### WORK TO BE COMPLETED
Each entry should be set down again verbatim, with the images omitted.

### EXTRACTED INFORMATION

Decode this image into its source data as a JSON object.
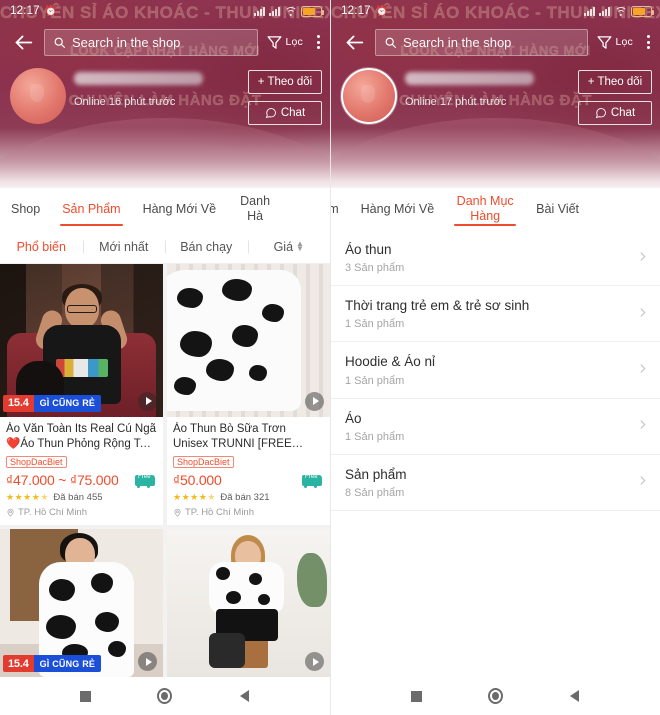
{
  "status_bar": {
    "time": "12:17",
    "alarm_icon": "alarm-icon",
    "signal_icon": "signal-bars-icon",
    "wifi_icon": "wifi-icon",
    "battery_icon": "battery-icon"
  },
  "banner": {
    "ghost_line_1": "CHUYÊN SỈ ÁO KHOÁC - THUN UNISEX",
    "ghost_line_2": "LOOK CẬP NHẬT HÀNG MỚI",
    "ghost_line_3": "CHUYÊN LÀM HÀNG ĐẶT"
  },
  "search": {
    "placeholder": "Search in the shop",
    "search_icon": "search-icon",
    "back_icon": "back-arrow-icon",
    "filter_label": "Lọc",
    "filter_icon": "funnel-icon",
    "more_icon": "more-vertical-icon"
  },
  "left": {
    "shop": {
      "online_text": "Online 16 phút trước",
      "follow_label": "+ Theo dõi",
      "chat_label": "Chat",
      "chat_icon": "chat-bubble-icon"
    },
    "tabs": [
      {
        "label": "Shop",
        "active": false
      },
      {
        "label": "Sản Phẩm",
        "active": true
      },
      {
        "label": "Hàng Mới Về",
        "active": false
      },
      {
        "label": "Danh Hà",
        "active": false
      }
    ],
    "subfilters": [
      {
        "label": "Phổ biến",
        "active": true
      },
      {
        "label": "Mới nhất",
        "active": false
      },
      {
        "label": "Bán chạy",
        "active": false
      },
      {
        "label": "Giá",
        "active": false,
        "has_caret": true
      }
    ],
    "products": [
      {
        "title": "Áo Văn Toàn Its Real Cú Ngã ❤️Áo Thun Phỏng Rộng Tay ...",
        "tag": "ShopDacBiet",
        "price": "₫47.000 ~ ₫75.000",
        "rating": 4.5,
        "sold": "Đã bán 455",
        "location": "TP. Hồ Chí Minh",
        "promo_date": "15.4",
        "promo_text": "GÌ CŨNG RẺ",
        "free_ship": "Free",
        "has_video": true,
        "photo": "woman-black-tshirt-with-dog"
      },
      {
        "title": "Áo Thun Bò Sữa Trơn Unisex TRUNNI [FREE SHIP] 🌸 Phồ...",
        "tag": "ShopDacBiet",
        "price": "₫50.000",
        "rating": 4.5,
        "sold": "Đã bán 321",
        "location": "TP. Hồ Chí Minh",
        "promo_date": "",
        "promo_text": "",
        "free_ship": "Free",
        "has_video": true,
        "photo": "cow-print-tshirt"
      },
      {
        "title": "",
        "tag": "",
        "price": "",
        "rating": 0,
        "sold": "",
        "location": "",
        "promo_date": "15.4",
        "promo_text": "GÌ CŨNG RẺ",
        "free_ship": "",
        "has_video": true,
        "photo": "cow-print-hoodie"
      },
      {
        "title": "",
        "tag": "",
        "price": "",
        "rating": 0,
        "sold": "",
        "location": "",
        "promo_date": "",
        "promo_text": "",
        "free_ship": "",
        "has_video": true,
        "photo": "cow-print-top-sitting"
      }
    ]
  },
  "right": {
    "shop": {
      "online_text": "Online 17 phút trước",
      "follow_label": "+ Theo dõi",
      "chat_label": "Chat",
      "chat_icon": "chat-bubble-icon"
    },
    "tabs": [
      {
        "label": "Phẩm",
        "active": false
      },
      {
        "label": "Hàng Mới Về",
        "active": false
      },
      {
        "label": "Danh Mục Hàng",
        "active": true
      },
      {
        "label": "Bài Viết",
        "active": false
      }
    ],
    "categories": [
      {
        "name": "Áo thun",
        "count": "3 Sản phẩm"
      },
      {
        "name": "Thời trang trẻ em & trẻ sơ sinh",
        "count": "1 Sản phẩm"
      },
      {
        "name": "Hoodie & Áo nỉ",
        "count": "1 Sản phẩm"
      },
      {
        "name": "Áo",
        "count": "1 Sản phẩm"
      },
      {
        "name": "Sản phẩm",
        "count": "8 Sản phẩm"
      }
    ],
    "chevron_icon": "chevron-right-icon"
  },
  "navbar": {
    "recents_icon": "square-recents-icon",
    "home_icon": "circle-home-icon",
    "back_icon": "triangle-back-icon"
  },
  "colors": {
    "accent": "#ee4d2d",
    "banner": "#8e3350",
    "promo_red": "#e23b30",
    "promo_blue": "#1b4fd8",
    "star": "#f5b919",
    "ship_teal": "#2bb3a3"
  }
}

### EXERCISE OUTPUT
Decode this image into its source data as a JSON object.
{
  "status_bar": {
    "time": "12:17",
    "alarm_icon": "alarm-icon",
    "signal_icon": "signal-bars-icon",
    "wifi_icon": "wifi-icon",
    "battery_icon": "battery-icon"
  },
  "banner": {
    "ghost_line_1": "CHUYÊN SỈ ÁO KHOÁC - THUN UNISEX",
    "ghost_line_2": "LOOK CẬP NHẬT HÀNG MỚI",
    "ghost_line_3": "CHUYÊN LÀM HÀNG ĐẶT"
  },
  "search": {
    "placeholder": "Search in the shop",
    "search_icon": "search-icon",
    "back_icon": "back-arrow-icon",
    "filter_label": "Lọc",
    "filter_icon": "funnel-icon",
    "more_icon": "more-vertical-icon"
  },
  "left": {
    "shop": {
      "online_text": "Online 16 phút trước",
      "follow_label": "+ Theo dõi",
      "chat_label": "Chat",
      "chat_icon": "chat-bubble-icon"
    },
    "tabs": [
      {
        "label": "Shop",
        "active": false
      },
      {
        "label": "Sản Phẩm",
        "active": true
      },
      {
        "label": "Hàng Mới Về",
        "active": false
      },
      {
        "label": "Danh Hà",
        "active": false
      }
    ],
    "subfilters": [
      {
        "label": "Phổ biến",
        "active": true
      },
      {
        "label": "Mới nhất",
        "active": false
      },
      {
        "label": "Bán chạy",
        "active": false
      },
      {
        "label": "Giá",
        "active": false,
        "has_caret": true
      }
    ],
    "products": [
      {
        "title": "Áo Văn Toàn Its Real Cú Ngã ❤️Áo Thun Phỏng Rộng Tay ...",
        "tag": "ShopDacBiet",
        "price": "₫47.000 ~ ₫75.000",
        "rating": 4.5,
        "sold": "Đã bán 455",
        "location": "TP. Hồ Chí Minh",
        "promo_date": "15.4",
        "promo_text": "GÌ CŨNG RẺ",
        "free_ship": "Free",
        "has_video": true,
        "photo": "woman-black-tshirt-with-dog"
      },
      {
        "title": "Áo Thun Bò Sữa Trơn Unisex TRUNNI [FREE SHIP] 🌸 Phồ...",
        "tag": "ShopDacBiet",
        "price": "₫50.000",
        "rating": 4.5,
        "sold": "Đã bán 321",
        "location": "TP. Hồ Chí Minh",
        "promo_date": "",
        "promo_text": "",
        "free_ship": "Free",
        "has_video": true,
        "photo": "cow-print-tshirt"
      },
      {
        "title": "",
        "tag": "",
        "price": "",
        "rating": 0,
        "sold": "",
        "location": "",
        "promo_date": "15.4",
        "promo_text": "GÌ CŨNG RẺ",
        "free_ship": "",
        "has_video": true,
        "photo": "cow-print-hoodie"
      },
      {
        "title": "",
        "tag": "",
        "price": "",
        "rating": 0,
        "sold": "",
        "location": "",
        "promo_date": "",
        "promo_text": "",
        "free_ship": "",
        "has_video": true,
        "photo": "cow-print-top-sitting"
      }
    ]
  },
  "right": {
    "shop": {
      "online_text": "Online 17 phút trước",
      "follow_label": "+ Theo dõi",
      "chat_label": "Chat",
      "chat_icon": "chat-bubble-icon"
    },
    "tabs": [
      {
        "label": "Phẩm",
        "active": false
      },
      {
        "label": "Hàng Mới Về",
        "active": false
      },
      {
        "label": "Danh Mục Hàng",
        "active": true
      },
      {
        "label": "Bài Viết",
        "active": false
      }
    ],
    "categories": [
      {
        "name": "Áo thun",
        "count": "3 Sản phẩm"
      },
      {
        "name": "Thời trang trẻ em & trẻ sơ sinh",
        "count": "1 Sản phẩm"
      },
      {
        "name": "Hoodie & Áo nỉ",
        "count": "1 Sản phẩm"
      },
      {
        "name": "Áo",
        "count": "1 Sản phẩm"
      },
      {
        "name": "Sản phẩm",
        "count": "8 Sản phẩm"
      }
    ],
    "chevron_icon": "chevron-right-icon"
  },
  "navbar": {
    "recents_icon": "square-recents-icon",
    "home_icon": "circle-home-icon",
    "back_icon": "triangle-back-icon"
  },
  "colors": {
    "accent": "#ee4d2d",
    "banner": "#8e3350",
    "promo_red": "#e23b30",
    "promo_blue": "#1b4fd8",
    "star": "#f5b919",
    "ship_teal": "#2bb3a3"
  }
}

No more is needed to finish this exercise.